■ Exercise details ■
What lines of the listing include the string "JSON"? Show them all.

■ Material for this exercise ■
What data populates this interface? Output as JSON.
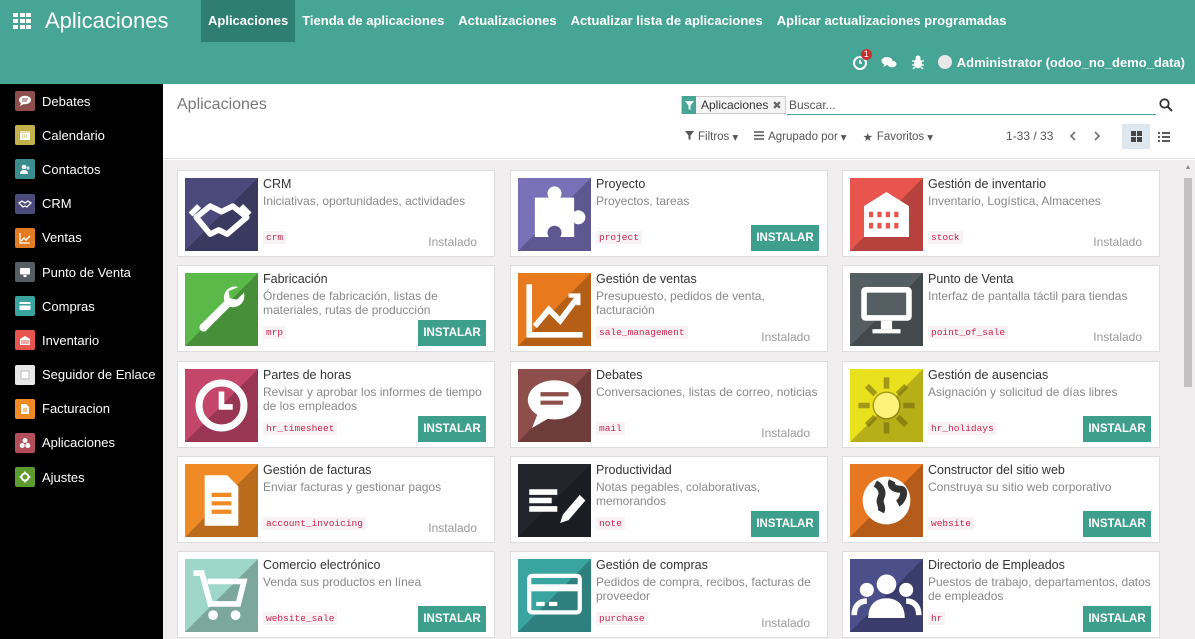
{
  "app_title": "Aplicaciones",
  "top_menu": [
    {
      "label": "Aplicaciones",
      "active": true
    },
    {
      "label": "Tienda de aplicaciones",
      "active": false
    },
    {
      "label": "Actualizaciones",
      "active": false
    },
    {
      "label": "Actualizar lista de aplicaciones",
      "active": false
    },
    {
      "label": "Aplicar actualizaciones programadas",
      "active": false
    }
  ],
  "systray": {
    "activity_count": "1",
    "user_label": "Administrator (odoo_no_demo_data)"
  },
  "sidebar": [
    {
      "label": "Debates",
      "icon": "chat-bubble-icon",
      "color": "#8e4e4c"
    },
    {
      "label": "Calendario",
      "icon": "calendar-icon",
      "color": "#c2b04c"
    },
    {
      "label": "Contactos",
      "icon": "contacts-icon",
      "color": "#3a8c8e"
    },
    {
      "label": "CRM",
      "icon": "handshake-icon",
      "color": "#4b4a7a"
    },
    {
      "label": "Ventas",
      "icon": "chart-line-icon",
      "color": "#e37b22"
    },
    {
      "label": "Punto de Venta",
      "icon": "monitor-icon",
      "color": "#555f63"
    },
    {
      "label": "Compras",
      "icon": "credit-card-icon",
      "color": "#3aa4a1"
    },
    {
      "label": "Inventario",
      "icon": "building-icon",
      "color": "#e8554e"
    },
    {
      "label": "Seguidor de Enlace",
      "icon": "link-tracker-icon",
      "color": "#e8e8e8"
    },
    {
      "label": "Facturacion",
      "icon": "invoice-icon",
      "color": "#f08a24"
    },
    {
      "label": "Aplicaciones",
      "icon": "apps-cubes-icon",
      "color": "#b24e5a"
    },
    {
      "label": "Ajustes",
      "icon": "gears-icon",
      "color": "#5d9b30"
    }
  ],
  "control_panel": {
    "breadcrumb": "Aplicaciones",
    "facet_label": "Aplicaciones",
    "search_placeholder": "Buscar...",
    "filters_label": "Filtros",
    "group_by_label": "Agrupado por",
    "favorites_label": "Favoritos",
    "pager": "1-33 / 33"
  },
  "apps": [
    {
      "name": "CRM",
      "summary": "Iniciativas, oportunidades, actividades",
      "technical": "crm",
      "state": "installed",
      "icon": "handshake-icon",
      "color": "#4b4a7a"
    },
    {
      "name": "Proyecto",
      "summary": "Proyectos, tareas",
      "technical": "project",
      "state": "install",
      "icon": "puzzle-icon",
      "color": "#7a70b8"
    },
    {
      "name": "Gestión de inventario",
      "summary": "Inventario, Logística, Almacenes",
      "technical": "stock",
      "state": "installed",
      "icon": "building-icon",
      "color": "#e8554e"
    },
    {
      "name": "Fabricación",
      "summary": "Órdenes de fabricación, listas de materiales, rutas de producción",
      "technical": "mrp",
      "state": "install",
      "icon": "wrench-icon",
      "color": "#5bb94a"
    },
    {
      "name": "Gestión de ventas",
      "summary": "Presupuesto, pedidos de venta, facturación",
      "technical": "sale_management",
      "state": "installed",
      "icon": "chart-line-icon",
      "color": "#e8791d"
    },
    {
      "name": "Punto de Venta",
      "summary": "Interfaz de pantalla táctil para tiendas",
      "technical": "point_of_sale",
      "state": "installed",
      "icon": "monitor-icon",
      "color": "#555f63"
    },
    {
      "name": "Partes de horas",
      "summary": "Revisar y aprobar los informes de tiempo de los empleados",
      "technical": "hr_timesheet",
      "state": "install",
      "icon": "clock-icon",
      "color": "#c4466b"
    },
    {
      "name": "Debates",
      "summary": "Conversaciones, listas de correo, noticias",
      "technical": "mail",
      "state": "installed",
      "icon": "chat-bubble-icon",
      "color": "#8e4e4c"
    },
    {
      "name": "Gestión de ausencias",
      "summary": "Asignación y solicitud de días libres",
      "technical": "hr_holidays",
      "state": "install",
      "icon": "sun-icon",
      "color": "#e9e01e"
    },
    {
      "name": "Gestión de facturas",
      "summary": "Enviar facturas y gestionar pagos",
      "technical": "account_invoicing",
      "state": "installed",
      "icon": "invoice-icon",
      "color": "#f08a24"
    },
    {
      "name": "Productividad",
      "summary": "Notas pegables, colaborativas, memorandos",
      "technical": "note",
      "state": "install",
      "icon": "pencil-note-icon",
      "color": "#22262c"
    },
    {
      "name": "Constructor del sitio web",
      "summary": "Construya su sitio web corporativo",
      "technical": "website",
      "state": "install",
      "icon": "globe-icon",
      "color": "#e87722"
    },
    {
      "name": "Comercio electrónico",
      "summary": "Venda sus productos en línea",
      "technical": "website_sale",
      "state": "install",
      "icon": "shopping-cart-icon",
      "color": "#9ed6c9"
    },
    {
      "name": "Gestión de compras",
      "summary": "Pedidos de compra, recibos, facturas de proveedor",
      "technical": "purchase",
      "state": "installed",
      "icon": "credit-card-icon",
      "color": "#3aa4a1"
    },
    {
      "name": "Directorio de Empleados",
      "summary": "Puestos de trabajo, departamentos, datos de empleados",
      "technical": "hr",
      "state": "install",
      "icon": "users-icon",
      "color": "#4b4f8a"
    }
  ],
  "labels": {
    "installed": "Instalado",
    "install": "INSTALAR"
  }
}
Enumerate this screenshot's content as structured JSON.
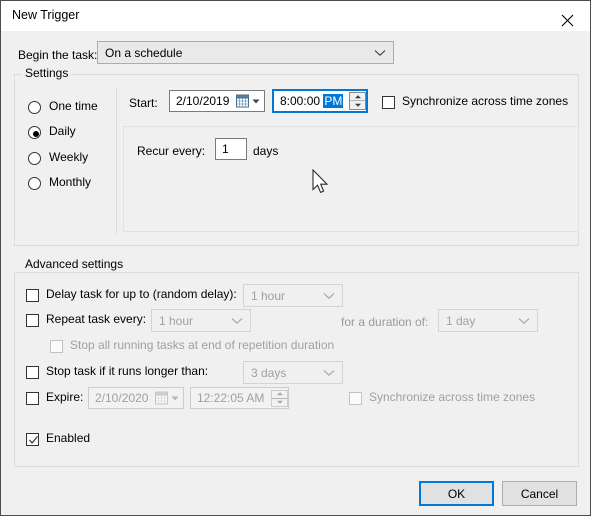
{
  "window": {
    "title": "New Trigger",
    "close_icon": "close-icon"
  },
  "begin": {
    "label": "Begin the task:",
    "value": "On a schedule"
  },
  "settings": {
    "caption": "Settings",
    "schedule_options": [
      {
        "label": "One time",
        "selected": false
      },
      {
        "label": "Daily",
        "selected": true
      },
      {
        "label": "Weekly",
        "selected": false
      },
      {
        "label": "Monthly",
        "selected": false
      }
    ],
    "start_label": "Start:",
    "start_date": "2/10/2019",
    "start_time_prefix": "8:00:00 ",
    "start_time_meridiem": "PM",
    "sync_timezones_label": "Synchronize across time zones",
    "recur_label": "Recur every:",
    "recur_value": "1",
    "recur_unit": "days"
  },
  "advanced": {
    "caption": "Advanced settings",
    "delay_label": "Delay task for up to (random delay):",
    "delay_value": "1 hour",
    "repeat_label": "Repeat task every:",
    "repeat_value": "1 hour",
    "duration_label": "for a duration of:",
    "duration_value": "1 day",
    "stop_repetition_label": "Stop all running tasks at end of repetition duration",
    "stop_task_label": "Stop task if it runs longer than:",
    "stop_task_value": "3 days",
    "expire_label": "Expire:",
    "expire_date": "2/10/2020",
    "expire_time": "12:22:05 AM",
    "expire_sync_label": "Synchronize across time zones",
    "enabled_label": "Enabled"
  },
  "footer": {
    "ok_label": "OK",
    "cancel_label": "Cancel"
  },
  "colors": {
    "accent": "#0078d7",
    "dialog_bg": "#f0f0f0",
    "titlebar_bg": "#ffffff",
    "disabled_text": "#a0a0a0"
  }
}
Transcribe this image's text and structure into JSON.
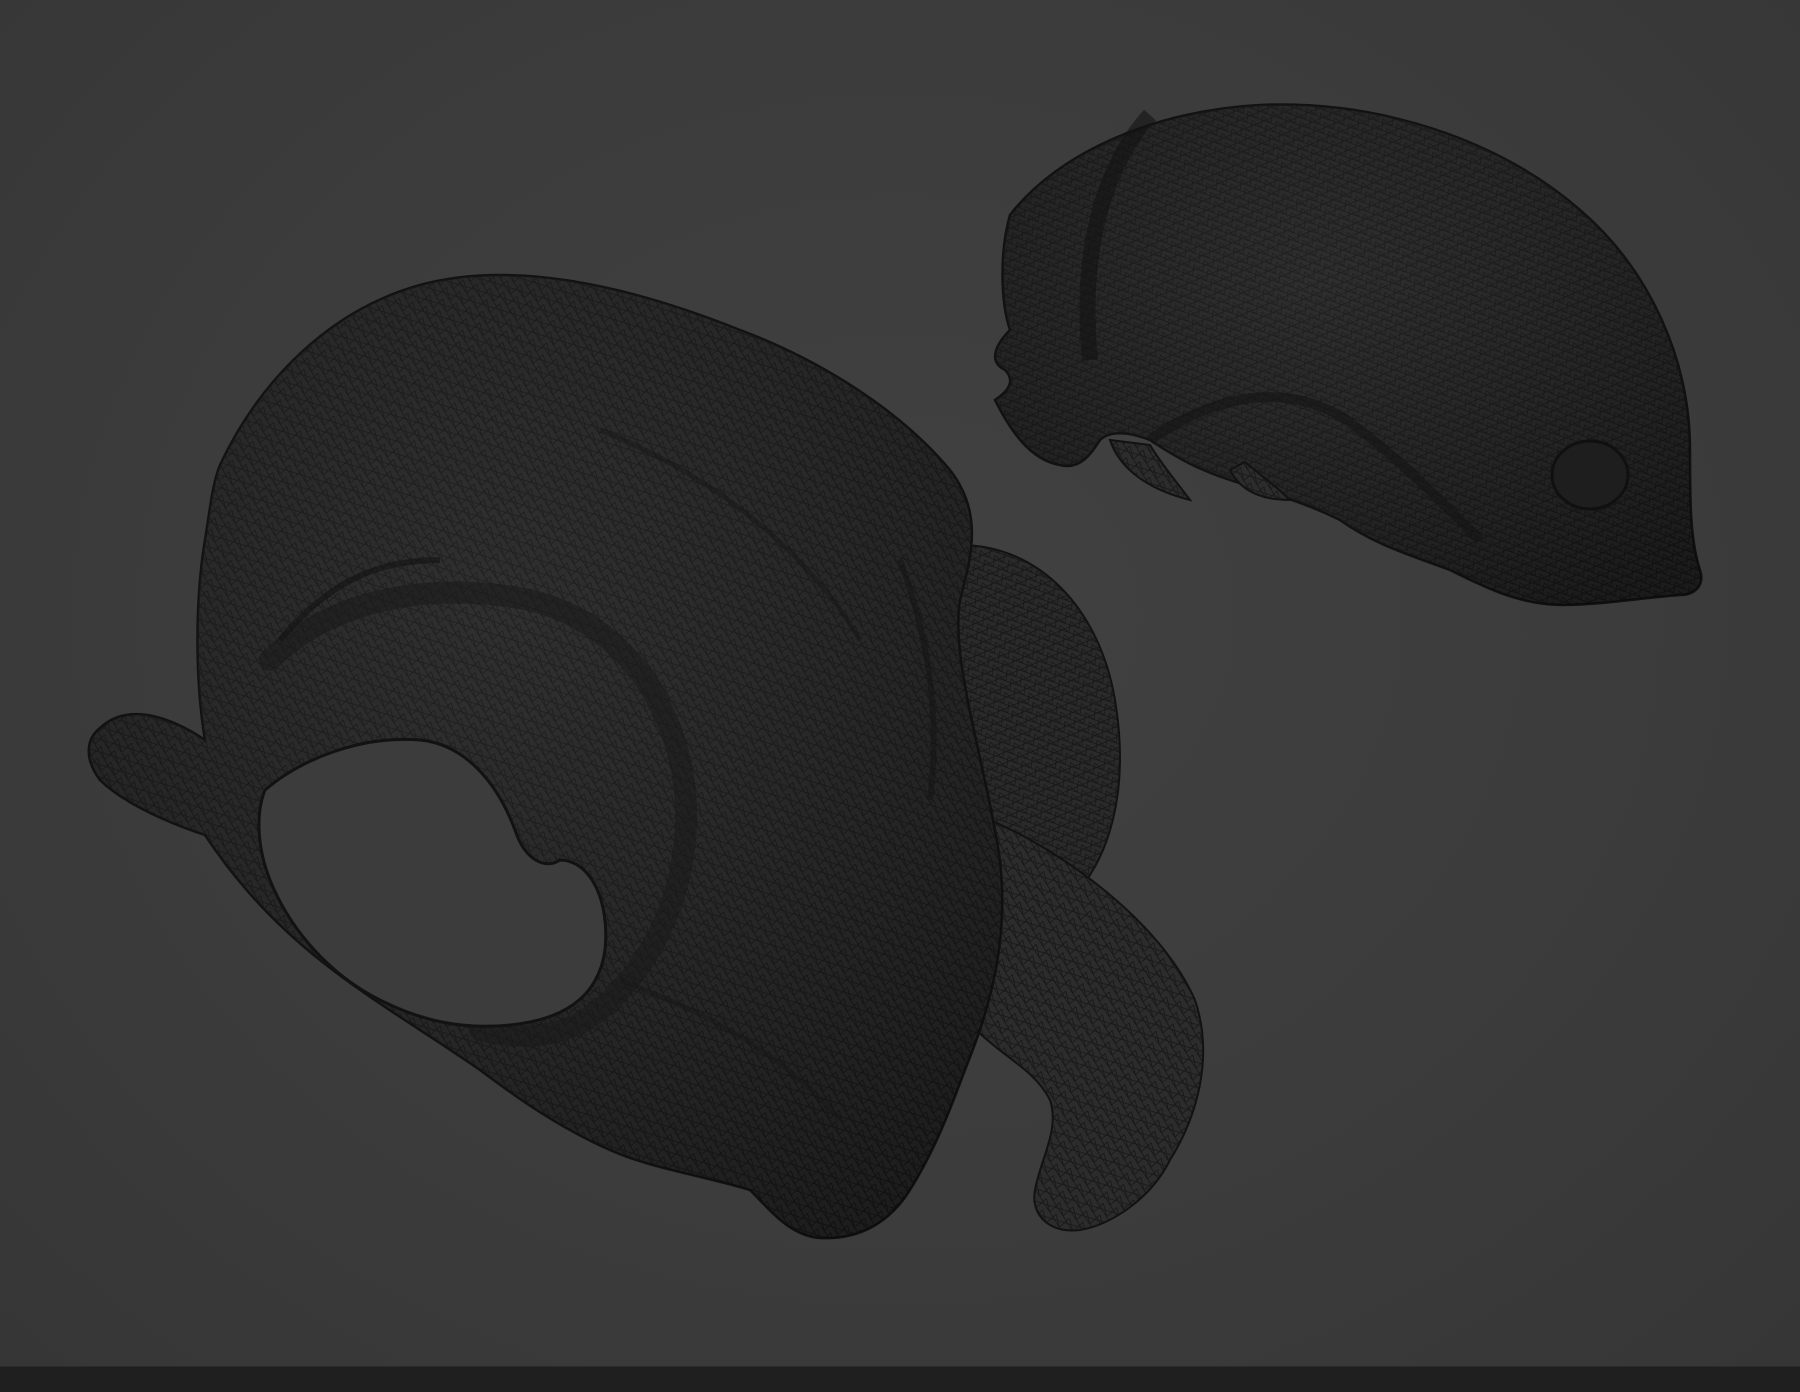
{
  "viewport": {
    "background_color": "#3c3c3c",
    "mesh_fill_color": "#2b2b2b",
    "wire_color": "#141414",
    "shading": "wireframe-overlay"
  },
  "status_bar": {
    "background_color": "#1f1f1f"
  }
}
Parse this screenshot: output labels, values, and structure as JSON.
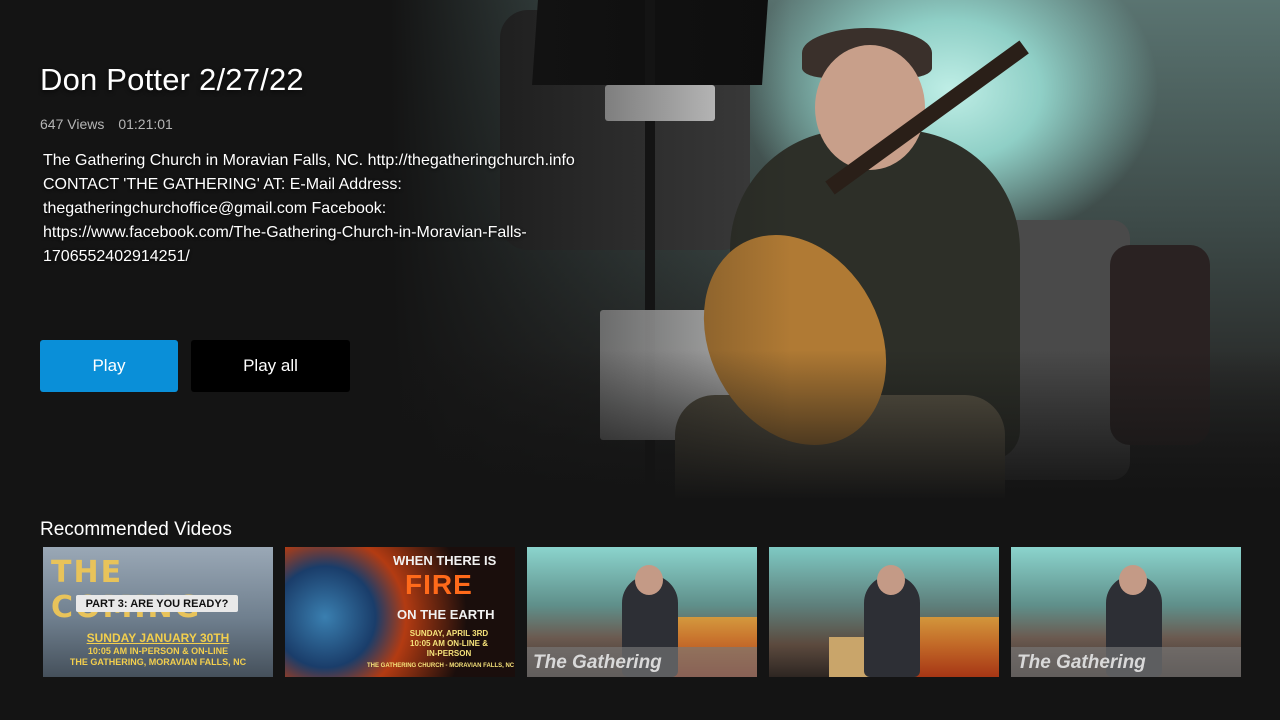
{
  "video": {
    "title": "Don Potter 2/27/22",
    "views": "647 Views",
    "duration": "01:21:01",
    "description": "The Gathering Church in Moravian Falls, NC. http://thegatheringchurch.info CONTACT 'THE GATHERING' AT: E-Mail Address: thegatheringchurchoffice@gmail.com Facebook: https://www.facebook.com/The-Gathering-Church-in-Moravian-Falls-1706552402914251/"
  },
  "actions": {
    "play_label": "Play",
    "play_all_label": "Play all"
  },
  "colors": {
    "background": "#141414",
    "accent": "#0a8fd8"
  },
  "recommended": {
    "heading": "Recommended Videos",
    "thumb1": {
      "headline": "THE COMING",
      "subtitle": "PART 3:  ARE YOU READY?",
      "date": "SUNDAY JANUARY 30TH",
      "time": "10:05 AM IN-PERSON & ON-LINE",
      "place": "THE GATHERING, MORAVIAN FALLS, NC"
    },
    "thumb2": {
      "line1": "WHEN THERE IS",
      "line2": "FIRE",
      "line3": "ON THE EARTH",
      "details": "SUNDAY, APRIL 3RD 10:05 AM ON-LINE & IN-PERSON",
      "footer": "THE GATHERING CHURCH - MORAVIAN FALLS, NC"
    },
    "thumb3": {
      "caption": "The Gathering"
    },
    "thumb4": {
      "caption": ""
    },
    "thumb5": {
      "caption": "The Gathering"
    }
  }
}
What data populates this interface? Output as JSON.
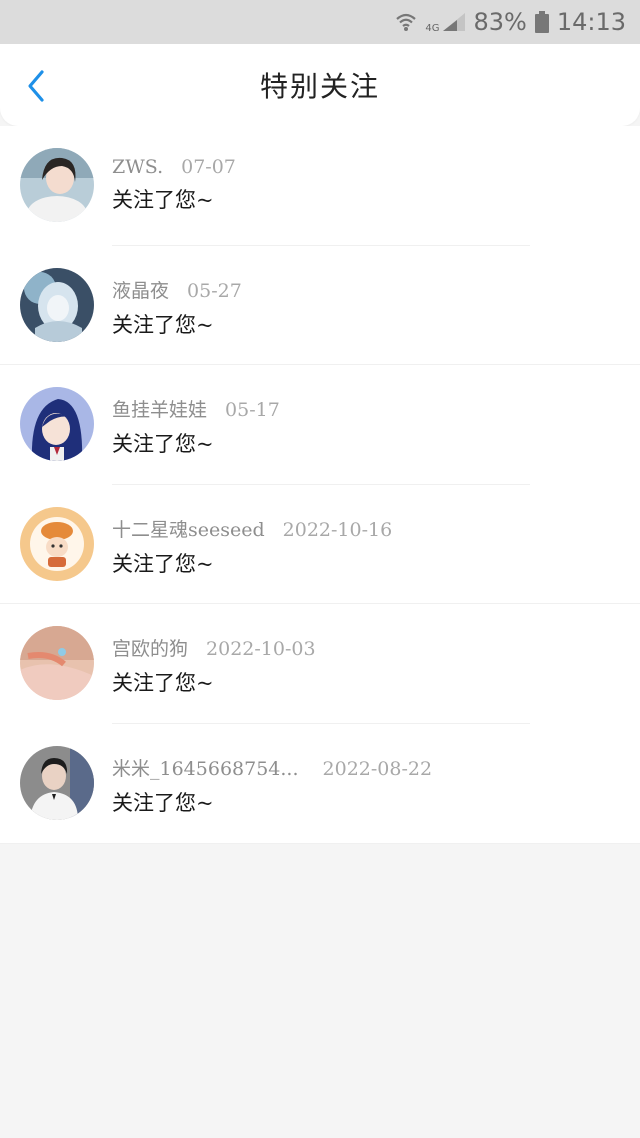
{
  "status_bar": {
    "network": "4G",
    "battery_percent": "83%",
    "time": "14:13"
  },
  "header": {
    "title": "特别关注",
    "back_icon": "chevron-left-icon",
    "accent_color": "#1e90e8"
  },
  "list": {
    "items": [
      {
        "name": "ZWS.",
        "date": "07-07",
        "message": "关注了您~"
      },
      {
        "name": "液晶夜",
        "date": "05-27",
        "message": "关注了您~"
      },
      {
        "name": "鱼挂羊娃娃",
        "date": "05-17",
        "message": "关注了您~"
      },
      {
        "name": "十二星魂seeseed",
        "date": "2022-10-16",
        "message": "关注了您~"
      },
      {
        "name": "宫欧的狗",
        "date": "2022-10-03",
        "message": "关注了您~"
      },
      {
        "name": "米米_1645668754...",
        "date": "2022-08-22",
        "message": "关注了您~"
      }
    ]
  }
}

■ Worked solution ■
What data populates this interface? Output as JSON.
Enumerate this screenshot's content as structured JSON.
Transcribe this image's text and structure into JSON.
Parse this screenshot: output labels, values, and structure as JSON.
What data populates this interface? Output as JSON.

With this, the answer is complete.